The scientists stressed that non-medical coverings were of little use to protect the wearer from infection, but could help avoid an asymptomatic Covid sufferer from passing on the disease to others.
Mr Johnson has faced increasing criticism for shying away from a legal requirement to use them in shops. The Independent Sage group of scientists said that “face masks should be made mandatory in indoors spaces wherever possible”.
But official government messaging has been notably lukewarm about their benefits, with guidance on the reopening of pubs and restaurants stating only that “there are some circumstances when wearing a face covering may be marginally beneficial as a precautionary measure” while “the evidence suggests that wearing a face covering does not protect you”.
The prime minister signalled a shift in policy during a social media broadcast on Friday, in which he said that he was considering “stricter” rules.
But Mr Gove suggested on Sunday that the government was unlikely to take regulatory action, adding: “I don’t think mandatory, no, but I would encourage people to wear face masks when they are inside, in an environment where they might be mixing with others and where the ventilation might not be as good as it might. I think it is basic good manners, courtesy, consideration, to wear a face mask.”
A No 10 spokesperson said: “There is growing evidence that wearing a face covering in an enclosed space helps protect individuals and those around them from coronavirus.
“The prime minister has been clear that people should be wearing face coverings in shops and we will make this mandatory from 24 July.”
Guidance on the use of face coverings in other situations will be kept under review, said Downing Street.
Linda Bauld, professor of public health at the University of Edinburgh, said that “three or four months ago” some of her colleagues in the UK were unsure of the evidence supporting face coverings, but that “now some of those that were quite uncertain some time ago are now definitely saying that new evidence suggests that we should be wearing these”.

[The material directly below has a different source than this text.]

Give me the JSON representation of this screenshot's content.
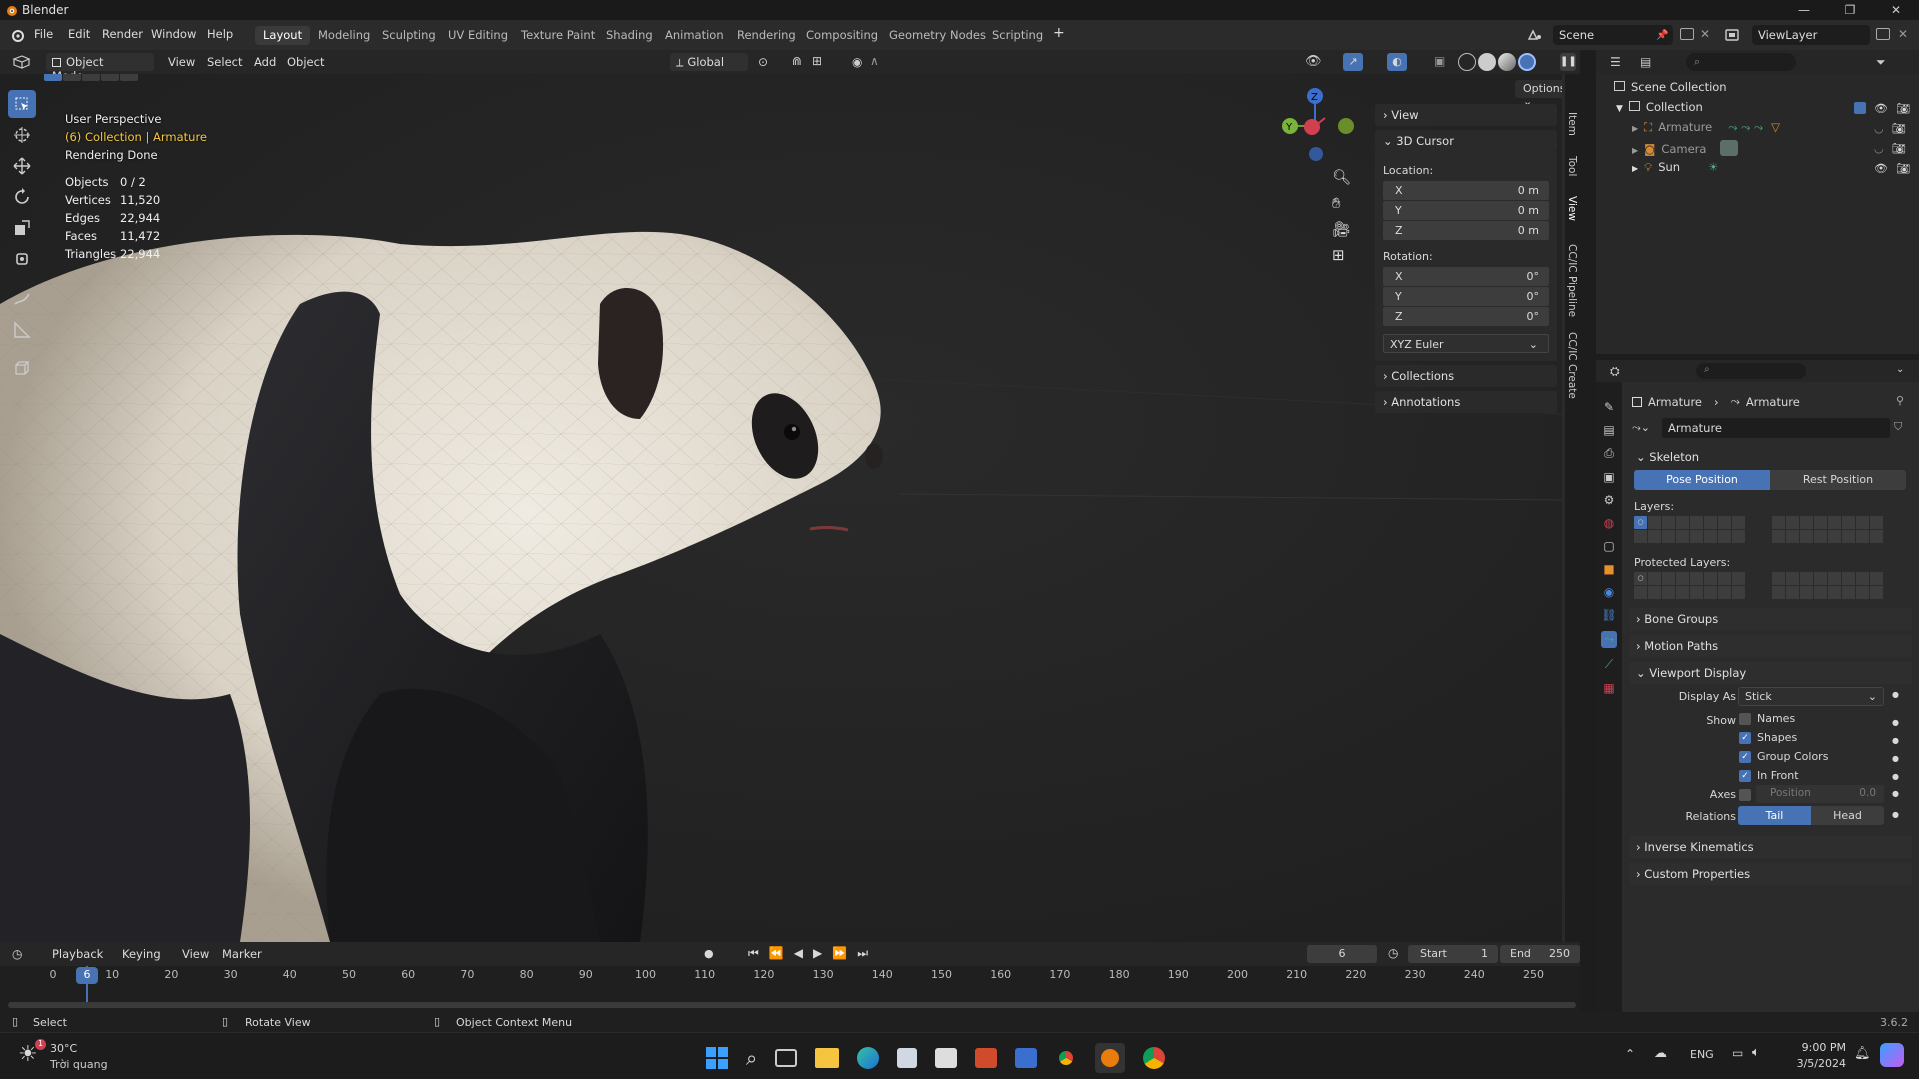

Labour’s shadow health secretary, Jonathan Ashworth, said: “The government has been slow and muddled again over face coverings.

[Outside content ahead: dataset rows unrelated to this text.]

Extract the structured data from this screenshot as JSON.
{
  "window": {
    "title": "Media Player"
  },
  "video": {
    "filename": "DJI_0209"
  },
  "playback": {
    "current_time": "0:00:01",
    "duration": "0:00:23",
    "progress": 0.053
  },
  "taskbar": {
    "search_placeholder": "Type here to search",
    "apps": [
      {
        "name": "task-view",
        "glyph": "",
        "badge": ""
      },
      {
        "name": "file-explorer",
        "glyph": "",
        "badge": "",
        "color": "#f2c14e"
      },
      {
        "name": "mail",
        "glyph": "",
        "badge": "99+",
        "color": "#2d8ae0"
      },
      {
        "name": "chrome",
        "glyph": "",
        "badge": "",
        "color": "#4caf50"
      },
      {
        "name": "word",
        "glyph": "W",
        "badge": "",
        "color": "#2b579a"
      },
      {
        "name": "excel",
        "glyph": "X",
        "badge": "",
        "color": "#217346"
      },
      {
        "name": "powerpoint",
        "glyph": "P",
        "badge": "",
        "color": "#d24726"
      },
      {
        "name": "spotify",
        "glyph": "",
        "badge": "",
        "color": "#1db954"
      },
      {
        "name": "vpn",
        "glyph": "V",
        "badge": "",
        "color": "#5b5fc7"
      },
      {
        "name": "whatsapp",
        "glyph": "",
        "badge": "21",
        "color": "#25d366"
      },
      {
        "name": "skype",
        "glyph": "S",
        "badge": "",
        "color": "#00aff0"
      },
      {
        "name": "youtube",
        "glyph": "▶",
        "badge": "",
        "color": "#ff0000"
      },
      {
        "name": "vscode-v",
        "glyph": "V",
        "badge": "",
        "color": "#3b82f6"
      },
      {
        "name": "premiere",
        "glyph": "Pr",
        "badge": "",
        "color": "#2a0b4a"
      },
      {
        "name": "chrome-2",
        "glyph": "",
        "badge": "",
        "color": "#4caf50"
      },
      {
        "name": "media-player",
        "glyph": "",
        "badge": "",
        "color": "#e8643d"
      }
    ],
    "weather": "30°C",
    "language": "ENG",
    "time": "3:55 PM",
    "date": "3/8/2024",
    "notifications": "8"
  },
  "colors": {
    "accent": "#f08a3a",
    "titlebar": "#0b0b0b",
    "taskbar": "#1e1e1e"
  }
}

“Given the government’s own guidance issued on 11 May advised in favour of face masks, many will ask why yet again have ministers been slow in making a decision in this pandemic, and why it’ll take another 11 days before these new guidelines come into force.
“The health secretary must account for this further delay tomorrow.”

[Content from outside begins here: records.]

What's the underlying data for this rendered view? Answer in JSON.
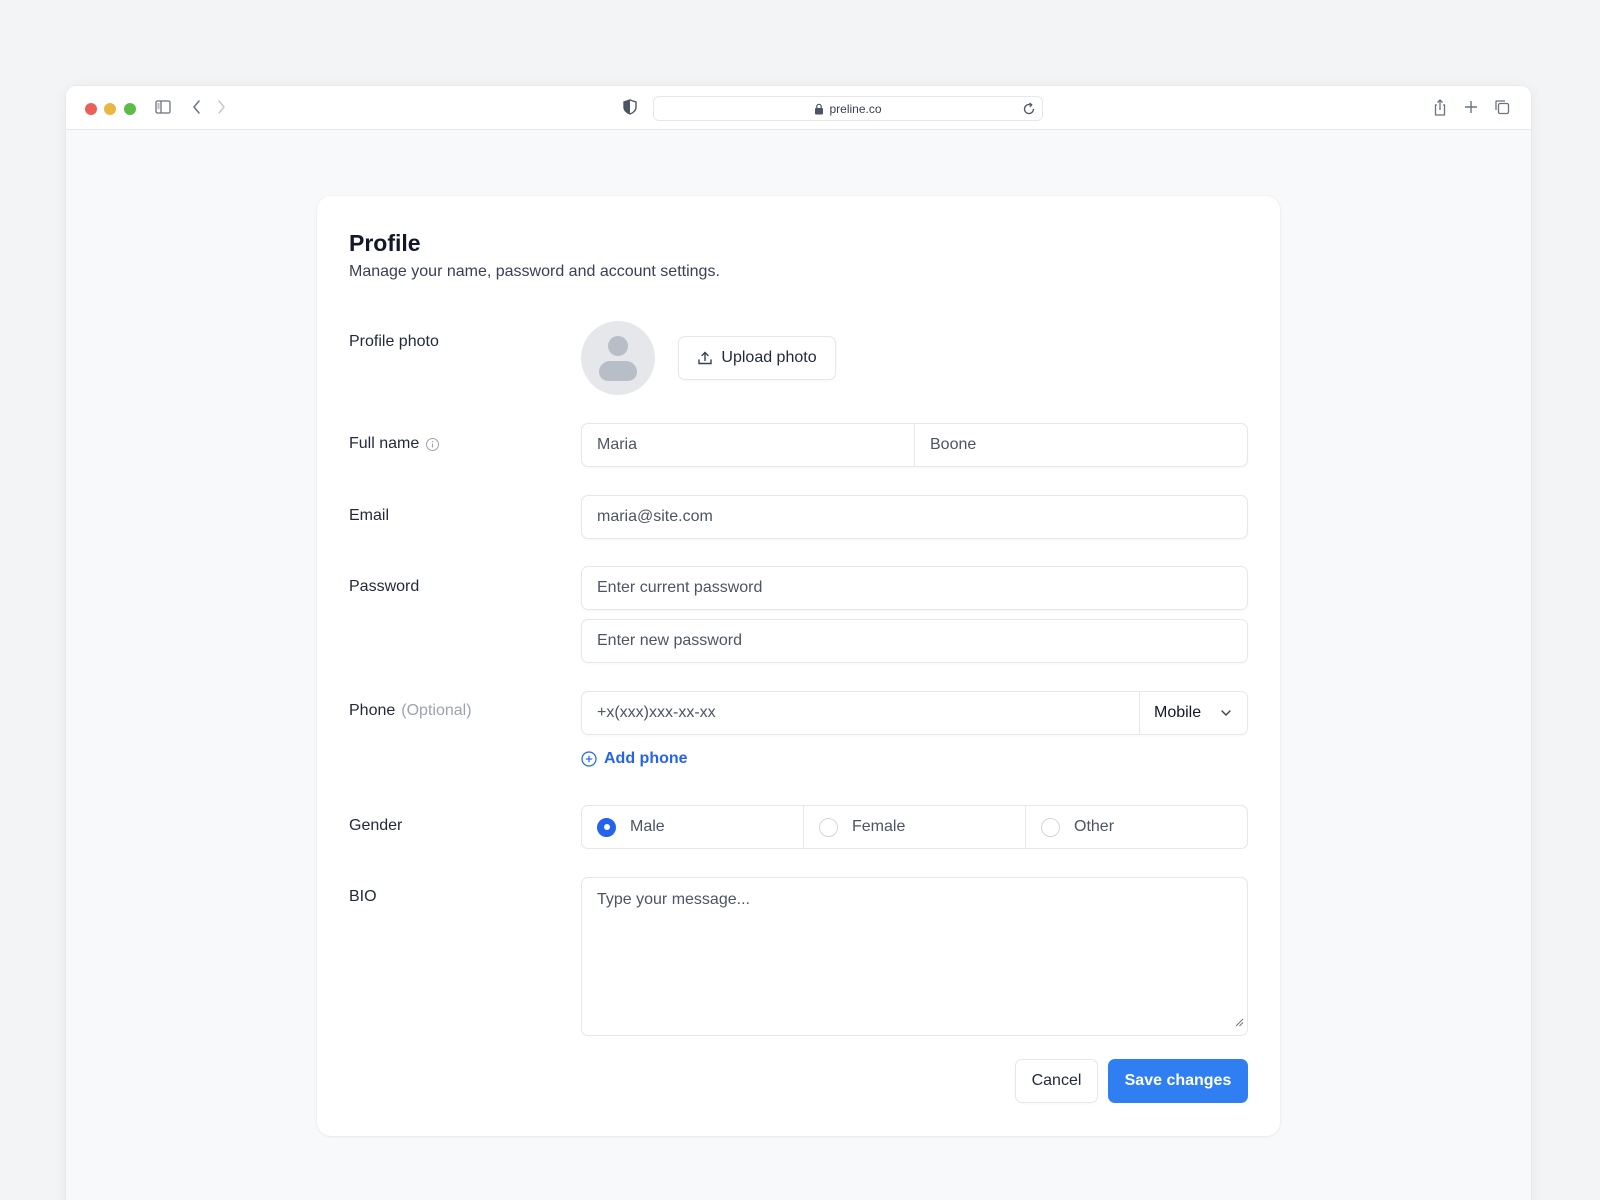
{
  "browser": {
    "url": "preline.co"
  },
  "profile": {
    "title": "Profile",
    "subtitle": "Manage your name, password and account settings.",
    "photo_label": "Profile photo",
    "upload_button": "Upload photo",
    "fullname_label": "Full name",
    "first_name_value": "Maria",
    "last_name_value": "Boone",
    "email_label": "Email",
    "email_value": "maria@site.com",
    "password_label": "Password",
    "current_password_placeholder": "Enter current password",
    "new_password_placeholder": "Enter new password",
    "phone_label": "Phone",
    "phone_optional": "(Optional)",
    "phone_placeholder": "+x(xxx)xxx-xx-xx",
    "phone_type": "Mobile",
    "add_phone": "Add phone",
    "gender_label": "Gender",
    "gender_options": [
      "Male",
      "Female",
      "Other"
    ],
    "gender_selected": "Male",
    "bio_label": "BIO",
    "bio_placeholder": "Type your message...",
    "cancel_button": "Cancel",
    "save_button": "Save changes"
  },
  "colors": {
    "accent": "#2f7ff3",
    "link": "#2563eb"
  }
}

Helen Dickinson, chief executive of the British Retail Consortium, said: “Retailers have made the safety of staff and customers their top priority and we support measures aimed at protecting the health of the public.
“While retailers will play their part in communicating the new rules on face masks, they must not be the ones enforcing these rules. With hundreds of incidents of violence and abuse directed at retail staff every day, we welcome the announcement that enforcement will be left to the authorities, rather than potentially putting hard-working retail colleagues in harm’s way.
"We look forward to further clarity over whether the wearing of face coverings will apply to shop staff. If so, there must be flexibility for colleagues who are in stores all day and can already benefit from other safety measures such as protective screens and 2m distancing.
“Retailers have already spent hundreds of millions installing perspex screens, implementing social distancing measures and providing additional cleaning in stores; we hope this announcement will make shoppers feel even more confident about returning to the high street.”
Claire Walker, co-executive director of the British Chambers of Commerce, said: “Businesses need clarity on the approach to the wearing of face coverings that is consistent and supported by public health evidence. Shops and other indoor businesses need to know what the new rules are as soon as possible.
“Updated guidance, including on enforcement, should be issued swiftly so firms can maintain their Covid-secure status and continue their operations successfully.”